Larry lived to the ripe old age of 83, and died on June 29, 1915. He was placed with his wife Esther at New Cathedral Cemetery.
Mathew J. White became the unchallenged top Irish fiddler of the city and provided the music for Irish events such as the Hibernian Day gathering held on August 20, 1915. He was also the featured musician at the same gathering in 1919, attended by 15,000.
Mr. White also took up a partnership with John P. McGowan, a native of County Mayo and General Foreman of the Mount Clare Shops, Baltimore and Ohio Railroad. In addition to a highly successful career, John was an accomplished musician, playing both violin and the uilleann pipes.
They often performed at public venues, including at an Irish Halloween dance in 1924, and on a WCAO radio program in 1926. John was considered one of just a few musicians in America who were accomplished Irish pipers.
The beautiful photo provided by John's descendants (see image, top of page) shows dancers with them. Newspaper articles indicate that Mathew and John sometimes performed with four set dancers at various functions: two men and two women.
These musicians and dancers also performed an Irish Set Dance at Baltimore’s Albaugh Theater in April, 1914. The theme of the evening was an Irish Night minstrel show, where they performed along with members of St. Patrick’s Church.
Their partnership began as early as February 1912, when they played at a surprise birthday party for Patrick J. L. Healy at his home, 131 S. Schroeder St. Baltimoreans are likely familiar with this family who ran an Irish pub for well over one hundred years at the corner of S. Schroeder and W. Pratt Sts. (see image).

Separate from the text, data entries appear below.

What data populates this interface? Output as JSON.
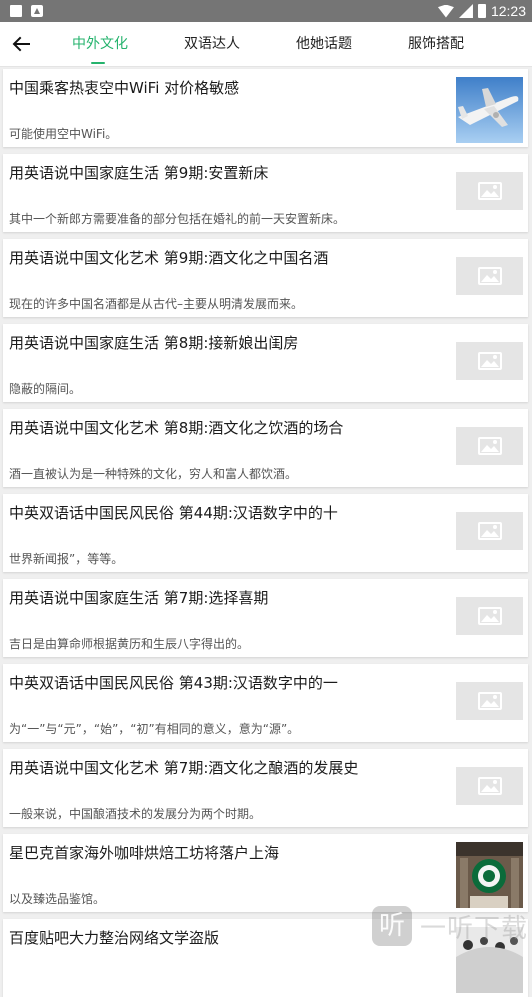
{
  "status_bar": {
    "time": "12:23",
    "icons": [
      "notification-icon",
      "app-icon",
      "wifi-icon",
      "signal-icon",
      "battery-icon"
    ]
  },
  "toolbar": {
    "back_icon": "arrow-left-icon",
    "tabs": [
      {
        "label": "中外文化",
        "active": true
      },
      {
        "label": "双语达人",
        "active": false
      },
      {
        "label": "他她话题",
        "active": false
      },
      {
        "label": "服饰搭配",
        "active": false
      }
    ],
    "accent_color": "#25b36d"
  },
  "articles": [
    {
      "title": "中国乘客热衷空中WiFi 对价格敏感",
      "summary": "可能使用空中WiFi。",
      "thumbnail": "airplane-photo"
    },
    {
      "title": "用英语说中国家庭生活 第9期:安置新床",
      "summary": "其中一个新郎方需要准备的部分包括在婚礼的前一天安置新床。",
      "thumbnail": "image-placeholder-icon"
    },
    {
      "title": "用英语说中国文化艺术 第9期:酒文化之中国名酒",
      "summary": "现在的许多中国名酒都是从古代–主要从明清发展而来。",
      "thumbnail": "image-placeholder-icon"
    },
    {
      "title": "用英语说中国家庭生活 第8期:接新娘出闺房",
      "summary": "隐蔽的隔间。",
      "thumbnail": "image-placeholder-icon"
    },
    {
      "title": "用英语说中国文化艺术 第8期:酒文化之饮酒的场合",
      "summary": "酒一直被认为是一种特殊的文化，穷人和富人都饮酒。",
      "thumbnail": "image-placeholder-icon"
    },
    {
      "title": "中英双语话中国民风民俗 第44期:汉语数字中的十",
      "summary": "世界新闻报”，等等。",
      "thumbnail": "image-placeholder-icon"
    },
    {
      "title": "用英语说中国家庭生活 第7期:选择喜期",
      "summary": "吉日是由算命师根据黄历和生辰八字得出的。",
      "thumbnail": "image-placeholder-icon"
    },
    {
      "title": "中英双语话中国民风民俗 第43期:汉语数字中的一",
      "summary": "为“一”与“元”，“始”，“初”有相同的意义，意为“源”。",
      "thumbnail": "image-placeholder-icon"
    },
    {
      "title": "用英语说中国文化艺术 第7期:酒文化之酿酒的发展史",
      "summary": "一般来说，中国酿酒技术的发展分为两个时期。",
      "thumbnail": "image-placeholder-icon"
    },
    {
      "title": "星巴克首家海外咖啡烘焙工坊将落户上海",
      "summary": "以及臻选品鉴馆。",
      "thumbnail": "starbucks-photo"
    },
    {
      "title": "百度贴吧大力整治网络文学盗版",
      "summary": "",
      "thumbnail": "photo"
    }
  ],
  "watermark": {
    "logo": "听",
    "text": "一听下载"
  }
}
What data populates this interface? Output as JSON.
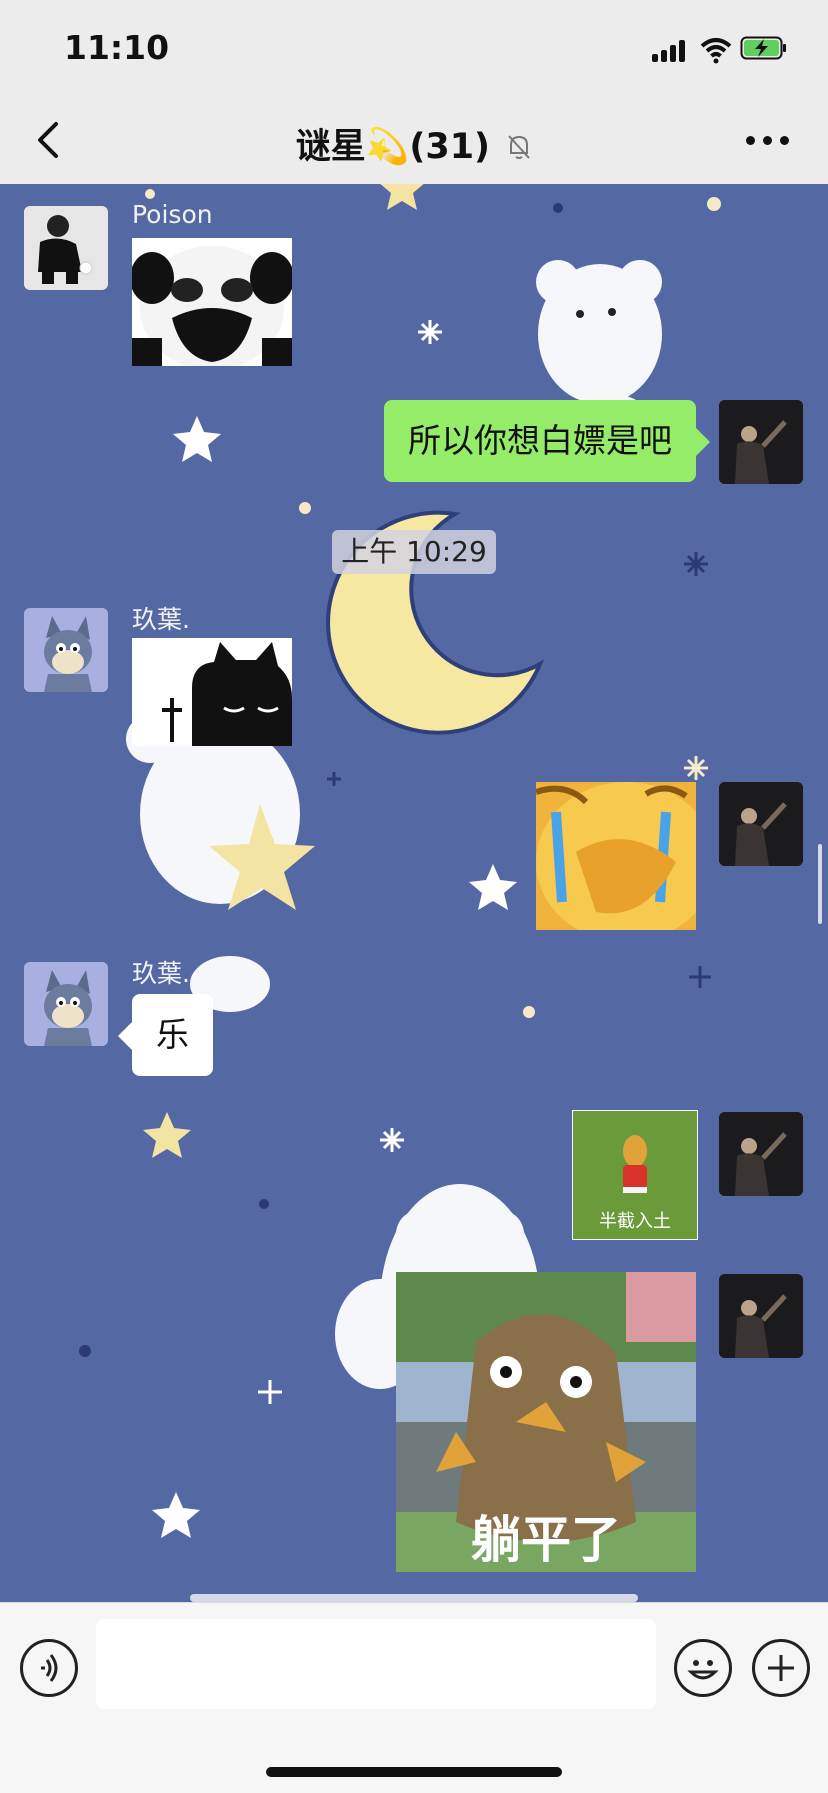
{
  "status_bar": {
    "time": "11:10"
  },
  "nav": {
    "title": "谜星💫(31)",
    "muted_icon": "bell-muted-icon"
  },
  "messages": [
    {
      "side": "left",
      "sender": "Poison",
      "type": "sticker",
      "sticker": "panda-face-meme"
    },
    {
      "side": "right",
      "type": "text",
      "text": "所以你想白嫖是吧"
    },
    {
      "type": "timestamp",
      "text": "上午 10:29"
    },
    {
      "side": "left",
      "sender": "玖葉.",
      "type": "sticker",
      "sticker": "black-cat-cross"
    },
    {
      "side": "right",
      "type": "sticker",
      "sticker": "crying-yellow-face"
    },
    {
      "side": "left",
      "sender": "玖葉.",
      "type": "text",
      "text": "乐"
    },
    {
      "side": "right",
      "type": "sticker",
      "sticker": "peanut-doll",
      "caption": "半截入土"
    },
    {
      "side": "right",
      "type": "sticker",
      "sticker": "brown-monster",
      "caption": "躺平了"
    }
  ],
  "colors": {
    "chat_bg": "#5468a4",
    "self_bubble": "#95ec69",
    "other_bubble": "#ffffff"
  }
}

The party's guest list included members of the Rowley family. Mr. Rowley was present that evening, and played Irish tunes on his accordion while Delia Rowley and Delia Nolan served refreshments.
The family continued the business into the twentieth century (see modern image of Patrick Rowley, below).

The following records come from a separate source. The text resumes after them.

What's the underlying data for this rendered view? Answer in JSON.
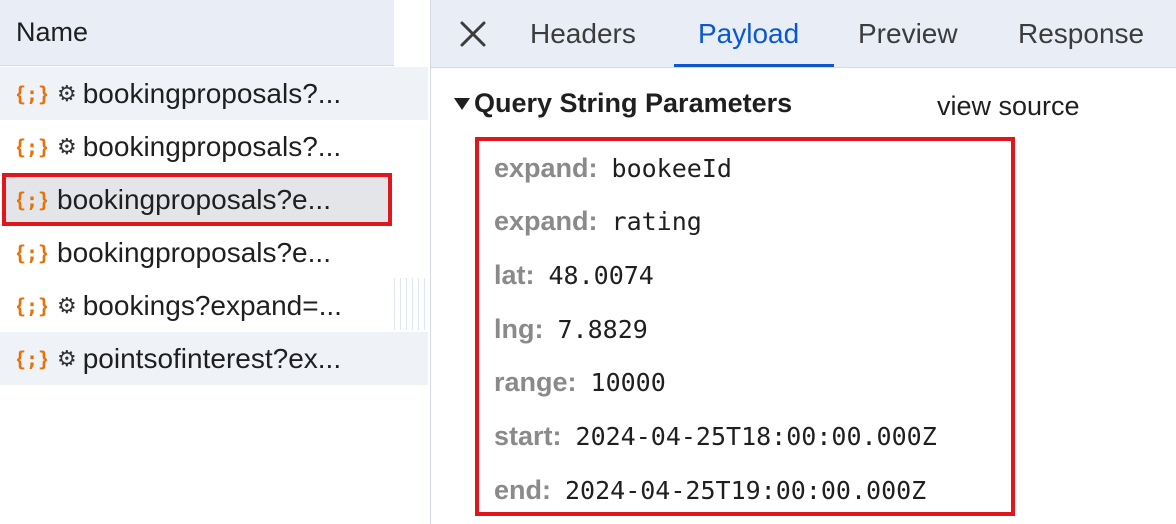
{
  "network_list": {
    "header": "Name",
    "requests": [
      {
        "label": "bookingproposals?...",
        "has_gear": true,
        "shaded": true,
        "selected": false
      },
      {
        "label": "bookingproposals?...",
        "has_gear": true,
        "shaded": false,
        "selected": false
      },
      {
        "label": "bookingproposals?e...",
        "has_gear": false,
        "shaded": false,
        "selected": true
      },
      {
        "label": "bookingproposals?e...",
        "has_gear": false,
        "shaded": false,
        "selected": false
      },
      {
        "label": "bookings?expand=...",
        "has_gear": true,
        "shaded": false,
        "selected": false
      },
      {
        "label": "pointsofinterest?ex...",
        "has_gear": true,
        "shaded": true,
        "selected": false
      }
    ],
    "icon": "json-braces-icon"
  },
  "tabs": [
    {
      "label": "Headers",
      "active": false
    },
    {
      "label": "Payload",
      "active": true
    },
    {
      "label": "Preview",
      "active": false
    },
    {
      "label": "Response",
      "active": false
    }
  ],
  "payload": {
    "section_title": "Query String Parameters",
    "view_source": "view source",
    "params": [
      {
        "key": "expand:",
        "value": "bookeeId"
      },
      {
        "key": "expand:",
        "value": "rating"
      },
      {
        "key": "lat:",
        "value": "48.0074"
      },
      {
        "key": "lng:",
        "value": "7.8829"
      },
      {
        "key": "range:",
        "value": "10000"
      },
      {
        "key": "start:",
        "value": "2024-04-25T18:00:00.000Z"
      },
      {
        "key": "end:",
        "value": "2024-04-25T19:00:00.000Z"
      }
    ]
  },
  "colors": {
    "accent": "#0b57d0",
    "highlight_border": "#e0161d",
    "json_icon": "#e8710a",
    "header_bg": "#e9eef6"
  }
}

Mathew J. White continued playing in Baltimore's 10th Ward into the 1930's, notably at gatherings in private homes. He and a daughter played for Irish dance gatherings held at the Byrnes home on Valley Street and the Keane home on Forrest St.

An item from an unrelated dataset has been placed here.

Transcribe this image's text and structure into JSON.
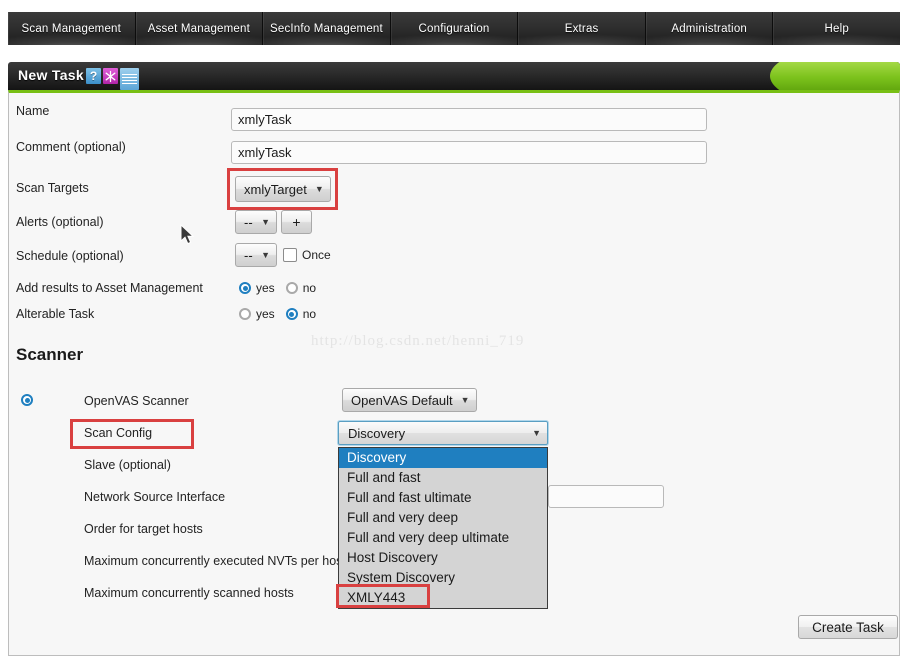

Andy Donnelan also played flute, and John Hanberry the mouth organ. Accordion and banjo players also participated in these events.
Mathew J. White passed away on February 23, 1940. His family remembered him at a Requiem Mass held on St. Patrick's Day, 1941 at St. John the Evangelist Catholic Church.
These early performers of traditional Irish music, along with the dancers that gathered while they performed, were an integral part of the development of Irish culture in one of America’s most vibrant immigration centers.
More research needs to be done to understand the flow of the tradition into the present day, but the role of early musicians such as Larry Ward, Mathew J. White and John P. McGowan served to enrich the cultural life of many of our ancestors, who brought their best Irish traditions to our beloved Baltimore.
Our Museum is so thankful for the musicians who continue performing in the Irish tradition. My, how things have changed; a city with just a few Irish fiddlers among them now has hundreds of musicians just a phone call or text message away.
We estimate that at least 50 musicians have performed at a Museum event during the last 10 years, including those who have performed at our Gala events and at three fantastic Heritage Investment Grant Events in 2019 (see photos). What a joy it has been; let’s do it again real soon, once this pandemic is done running the show.
Are you one that enjoys traditional Irish Music? Song titles that were performed by these earlier musicians are scattered through this writing, and can be enjoyed via YouTube or other music streaming services. Here are some more songs that were played in Baltimore’s early days, and just might be worth a listen today:
The Star of Munster
The Pigeon on the Gate
The Salamanca Reel
The Soldier’s Joy
The Top of Cork Road
We also thank those who contributed to this article:
Emerald Isle Club
Larry Smith (in loving memory)
McGowan, Menefee and Kurth families
Timothy McCusker and Family
The Many Traditional Irish Musicians of Maryland